In December, 1904, the number of patents of invention or addition issued since the opening of the Patent Office at Berlin, July, 1877, had reached 158,000, and nearly three times as many more had been applied for and refused. The Author's firm has, however, obtained about 80 per cent of all its applications, probably through carefully weeding out unlikely cases, and framing the German applications specially for Germany, instead of following the usual practice with too many patent agents of using the same draft specification for each country.
Usual costs: Original patent, or Patent of Addition, £15.
Design Registration, £5 to £8. Renewing it for three years, £4.
Taxes end of first year, £3 1os. ; end of second year, £6; and so on, increasing £2 nos. each year.
Appeals, from £5. Amendments, £2.
(Population of Garrison, 6,000.) The Governor can, by ordinance, on the fulfilment of the requisite formalities, extend the scope of a British patent to Gibralter.

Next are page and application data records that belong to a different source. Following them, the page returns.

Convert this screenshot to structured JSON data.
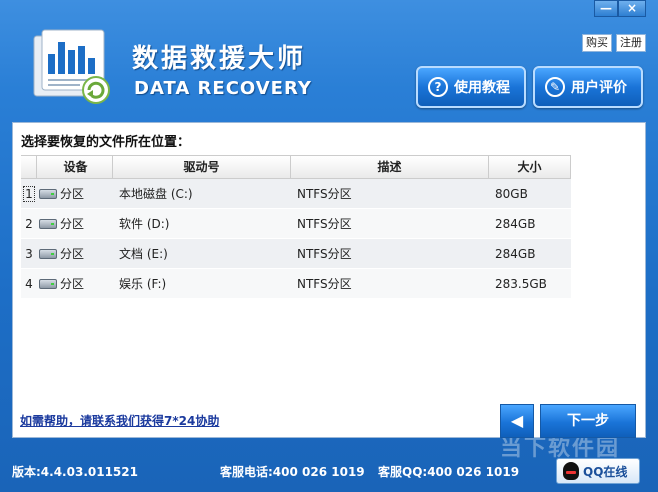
{
  "window": {
    "minimize": "—",
    "close": "×"
  },
  "header": {
    "title": "数据救援大师",
    "subtitle": "DATA RECOVERY",
    "buy_label": "购买",
    "register_label": "注册",
    "help_label": "使用教程",
    "review_label": "用户评价"
  },
  "panel": {
    "title": "选择要恢复的文件所在位置：",
    "columns": [
      "设备",
      "驱动号",
      "描述",
      "大小"
    ],
    "rows": [
      {
        "num": "1",
        "device": "分区",
        "drive": "本地磁盘 (C:)",
        "desc": "NTFS分区",
        "size": "80GB"
      },
      {
        "num": "2",
        "device": "分区",
        "drive": "软件 (D:)",
        "desc": "NTFS分区",
        "size": "284GB"
      },
      {
        "num": "3",
        "device": "分区",
        "drive": "文档 (E:)",
        "desc": "NTFS分区",
        "size": "284GB"
      },
      {
        "num": "4",
        "device": "分区",
        "drive": "娱乐 (F:)",
        "desc": "NTFS分区",
        "size": "283.5GB"
      }
    ]
  },
  "footer": {
    "help_link": "如需帮助，请联系我们获得7*24协助",
    "back_label": "◀",
    "next_label": "下一步",
    "version": "版本:4.4.03.011521",
    "phone": "客服电话:400 026 1019",
    "qq": "客服QQ:400 026 1019",
    "qq_button": "QQ在线",
    "watermark": "当下软件园"
  },
  "colors": {
    "accent": "#1d6ec6",
    "link": "#1b3a9e"
  }
}
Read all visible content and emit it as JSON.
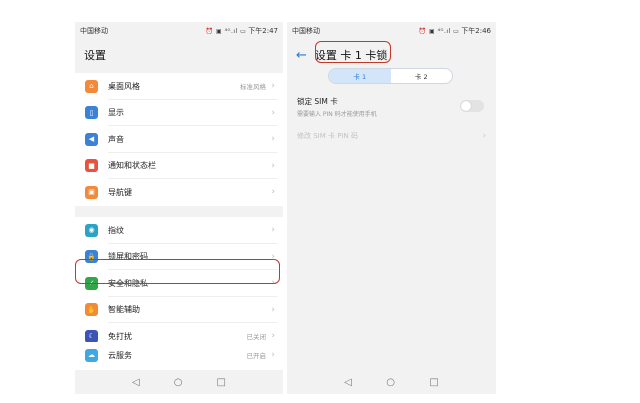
{
  "left_phone": {
    "status": {
      "carrier": "中国移动",
      "icons": "⏰ ▣ ⁴ᴳ.ıl ▭",
      "time": "下午2:47"
    },
    "title": "设置",
    "group1": [
      {
        "label": "桌面风格",
        "value": "标准风格",
        "icon": "home-icon",
        "color": "#f28a3a",
        "glyph": "⌂"
      },
      {
        "label": "显示",
        "value": "",
        "icon": "display-icon",
        "color": "#3b82d6",
        "glyph": "▯"
      },
      {
        "label": "声音",
        "value": "",
        "icon": "sound-icon",
        "color": "#3b82d6",
        "glyph": "◀"
      },
      {
        "label": "通知和状态栏",
        "value": "",
        "icon": "notification-icon",
        "color": "#e7533f",
        "glyph": "■"
      },
      {
        "label": "导航键",
        "value": "",
        "icon": "navigation-key-icon",
        "color": "#f28a3a",
        "glyph": "▣"
      }
    ],
    "group2": [
      {
        "label": "指纹",
        "value": "",
        "icon": "fingerprint-icon",
        "color": "#2ba3c9",
        "glyph": "◉"
      },
      {
        "label": "锁屏和密码",
        "value": "",
        "icon": "lock-icon",
        "color": "#3b82d6",
        "glyph": "🔒"
      },
      {
        "label": "安全和隐私",
        "value": "",
        "icon": "shield-icon",
        "color": "#2fa64a",
        "glyph": "✓"
      },
      {
        "label": "智能辅助",
        "value": "",
        "icon": "hand-icon",
        "color": "#f28a3a",
        "glyph": "✋"
      },
      {
        "label": "免打扰",
        "value": "已关闭",
        "icon": "moon-icon",
        "color": "#3a55b5",
        "glyph": "☾"
      }
    ],
    "group3": [
      {
        "label": "云服务",
        "value": "已开启",
        "icon": "cloud-icon",
        "color": "#3fa7e2",
        "glyph": "☁"
      }
    ],
    "chevron": "›"
  },
  "right_phone": {
    "status": {
      "carrier": "中国移动",
      "icons": "⏰ ▣ ⁴ᴳ.ıl ▭",
      "time": "下午2:46"
    },
    "back": "←",
    "title": "设置 卡 1 卡锁",
    "tabs": [
      "卡 1",
      "卡 2"
    ],
    "active_tab": 0,
    "lock_sim": {
      "title": "锁定 SIM 卡",
      "subtitle": "需要输入 PIN 码才能使用手机",
      "enabled": false
    },
    "change_pin": "修改 SIM 卡 PIN 码",
    "chevron": "›"
  },
  "nav": {
    "back": "◁",
    "home": "○",
    "recent": "□"
  },
  "highlight_color": "#c0392b"
}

Cost about £15.
GOLD COAST. (Population, white, about 3,000.) (Population, coloured, about 1,000,000.) Substantially the present English law, altered as regards administrative details to suit the colony, was enacted in 1900 with these exceptions. The assignee, or, in the case of an inventor resident abroad, his agent, can obtain a patent. Opponents must file security for costs, and costs are awarded in case of oppositions to the successful party. Patents obtained in any other country can be extended to this colony if the invention be not yet worked there. The colony has joined the Union for the Protection of Industrial Property.
The taxes are those ruling under the British law of 1852, namely, £ 50 at the end of four years, £100 at the end of seven, or annual taxes before the commencement of the fifth and subsequent years of £10, £10, £10, £10, £15, £15, £20, £20, £20, £20 respectively. Agency fee, £i is.
Usual costs: Patent, Provisional, £6.
(Population, 2,500,000.) A special Act of Legislature is required to obtain à patent. Very few are applied for. Greece has now